Back before Free Agency, before shoe contracts and end zone dances, football was a tough game played by men who loved it. They had real jobs in the off season, as insurance salesmen or manufacturers' representatives, and they lived in the community where they played. They were grateful to the fans for their support and believed that nothing they accomplished was important unless the team won.
Illustrations: 25 black-and-white photographs
Terry Pluto's engrossing book tells the tale of a team in flux . . . A great book not only for any fan of football, Browns fan or otherwise, but also for anyone who loves a good story, well told. Cuyahoga Falls News Press
Pluto movingly reveals the substance of a mythic bond between men and a game, a team and a cityand thus lays bare how present-day pro football has surrendered its soul. . . . For Clevelanders, the 1964 championship will remain one of their most cherished memories. Thanks to Pluto, that moment has been lovingly preserved. Kirkus Reviews

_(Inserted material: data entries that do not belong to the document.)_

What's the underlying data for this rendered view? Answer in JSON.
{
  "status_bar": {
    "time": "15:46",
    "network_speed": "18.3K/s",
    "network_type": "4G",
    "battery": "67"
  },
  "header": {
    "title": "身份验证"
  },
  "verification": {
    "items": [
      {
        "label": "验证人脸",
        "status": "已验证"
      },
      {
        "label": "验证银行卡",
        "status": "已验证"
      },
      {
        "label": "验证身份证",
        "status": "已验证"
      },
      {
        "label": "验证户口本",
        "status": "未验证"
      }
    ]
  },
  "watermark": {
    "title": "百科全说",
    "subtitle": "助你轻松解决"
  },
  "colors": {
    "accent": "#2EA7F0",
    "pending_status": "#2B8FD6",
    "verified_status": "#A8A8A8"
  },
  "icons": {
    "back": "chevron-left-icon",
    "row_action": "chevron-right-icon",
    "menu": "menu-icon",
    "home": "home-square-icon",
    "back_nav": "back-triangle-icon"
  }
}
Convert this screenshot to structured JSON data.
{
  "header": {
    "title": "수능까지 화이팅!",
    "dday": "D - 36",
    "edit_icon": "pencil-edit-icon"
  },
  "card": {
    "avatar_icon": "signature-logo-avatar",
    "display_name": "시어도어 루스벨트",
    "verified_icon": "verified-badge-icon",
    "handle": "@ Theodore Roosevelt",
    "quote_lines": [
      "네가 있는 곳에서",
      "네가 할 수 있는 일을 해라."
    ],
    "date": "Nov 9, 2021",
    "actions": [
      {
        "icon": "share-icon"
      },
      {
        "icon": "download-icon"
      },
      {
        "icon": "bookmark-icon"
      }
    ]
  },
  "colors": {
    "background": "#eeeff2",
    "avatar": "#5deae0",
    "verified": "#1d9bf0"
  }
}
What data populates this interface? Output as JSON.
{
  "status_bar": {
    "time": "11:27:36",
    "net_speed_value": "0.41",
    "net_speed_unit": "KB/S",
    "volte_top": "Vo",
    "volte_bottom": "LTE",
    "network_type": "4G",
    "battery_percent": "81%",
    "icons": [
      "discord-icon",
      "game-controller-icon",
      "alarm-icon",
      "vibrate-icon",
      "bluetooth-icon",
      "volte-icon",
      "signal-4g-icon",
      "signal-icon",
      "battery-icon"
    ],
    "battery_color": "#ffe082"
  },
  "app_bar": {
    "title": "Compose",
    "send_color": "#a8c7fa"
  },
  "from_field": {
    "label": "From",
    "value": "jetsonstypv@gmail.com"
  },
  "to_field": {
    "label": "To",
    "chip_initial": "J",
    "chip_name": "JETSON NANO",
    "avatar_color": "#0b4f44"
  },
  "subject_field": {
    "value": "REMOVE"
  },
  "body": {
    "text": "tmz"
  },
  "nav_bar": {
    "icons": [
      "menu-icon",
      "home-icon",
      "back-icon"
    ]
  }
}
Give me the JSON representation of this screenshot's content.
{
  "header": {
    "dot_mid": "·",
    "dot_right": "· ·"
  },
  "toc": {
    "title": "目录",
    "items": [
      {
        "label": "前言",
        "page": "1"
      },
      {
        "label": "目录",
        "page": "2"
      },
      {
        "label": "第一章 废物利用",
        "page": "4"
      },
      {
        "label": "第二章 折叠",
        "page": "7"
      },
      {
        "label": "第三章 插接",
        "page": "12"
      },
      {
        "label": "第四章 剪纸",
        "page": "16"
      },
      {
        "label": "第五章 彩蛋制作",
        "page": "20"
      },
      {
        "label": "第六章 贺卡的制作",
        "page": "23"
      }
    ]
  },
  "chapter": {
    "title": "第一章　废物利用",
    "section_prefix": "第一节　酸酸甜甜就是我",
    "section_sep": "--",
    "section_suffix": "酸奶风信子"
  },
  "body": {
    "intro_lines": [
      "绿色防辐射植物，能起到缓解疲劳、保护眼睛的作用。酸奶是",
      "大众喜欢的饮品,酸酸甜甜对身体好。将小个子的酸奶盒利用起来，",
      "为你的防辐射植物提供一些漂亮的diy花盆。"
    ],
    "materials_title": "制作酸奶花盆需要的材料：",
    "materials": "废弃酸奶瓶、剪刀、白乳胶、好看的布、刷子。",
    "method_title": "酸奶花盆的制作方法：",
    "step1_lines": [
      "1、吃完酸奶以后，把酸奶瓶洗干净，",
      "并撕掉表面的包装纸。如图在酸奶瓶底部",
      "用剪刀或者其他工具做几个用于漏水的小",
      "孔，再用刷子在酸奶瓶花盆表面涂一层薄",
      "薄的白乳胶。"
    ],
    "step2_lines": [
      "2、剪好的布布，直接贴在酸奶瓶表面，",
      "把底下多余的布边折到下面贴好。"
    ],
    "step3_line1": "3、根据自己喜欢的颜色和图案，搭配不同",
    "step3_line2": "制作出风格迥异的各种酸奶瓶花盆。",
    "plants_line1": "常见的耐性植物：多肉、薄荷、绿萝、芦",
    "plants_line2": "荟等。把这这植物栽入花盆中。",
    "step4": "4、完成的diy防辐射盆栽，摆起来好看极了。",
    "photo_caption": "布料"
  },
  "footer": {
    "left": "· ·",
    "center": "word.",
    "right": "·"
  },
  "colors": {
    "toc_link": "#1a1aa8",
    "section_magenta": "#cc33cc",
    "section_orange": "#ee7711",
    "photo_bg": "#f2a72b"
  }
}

In 1963, the Cleveland Browns's new owner, Art Modell, fired legendary coach Paul Brown. The next year new coach Blanton Collier led the team to the NFL championshipthe last title any Cleveland pro team would win. Pluto tells of the team's season and dramatic win over the favored Baltimore Colts. He adds memories from Jim Brown, Frank Ryan, Bernie Parrish, and other key Browns . . . A good regional sports pick, for Ohio and elsewhere. Library Journal
About Terry Pluto
Terry Pluto is a sports columnist for The Plain Dealer. He has twice been honored by the Associated Press Sports Editors as the nation's top sports columnist for medium-sized newspapers. He is a nine-time winner of the Ohio Sports Writer of the Year award and has received more than 50 state and local writing awards. In 2005 he was inducted into the Cleveland Journalism Hall of Fame. He is the author of 23 books, including The Curse of Rocky Colavito (selected by the New York Times as one of the five notable sports books of 1989), and Loose Balls, which was ranked number 13 on Sports Illustrated's list of the top 100 sports books of all time. He was called “Perhaps the best American writer of sports books,” by the Chicago Tribune in 1997. He lives in Akron, Ohio. More About Terry Pluto
Contains References to:
1964 Football Championship, Art Model, Bernie Perrish, Bill Glass, Blanton Collier, Cleveland Browns, Dick Schafrath, Ernie Green, Frank Ryan, Gary Colins, Gene Hickerson, Jim Brown, Lou Groza, Municipal Stadium, NFL, Paul Brown, Paul Warfield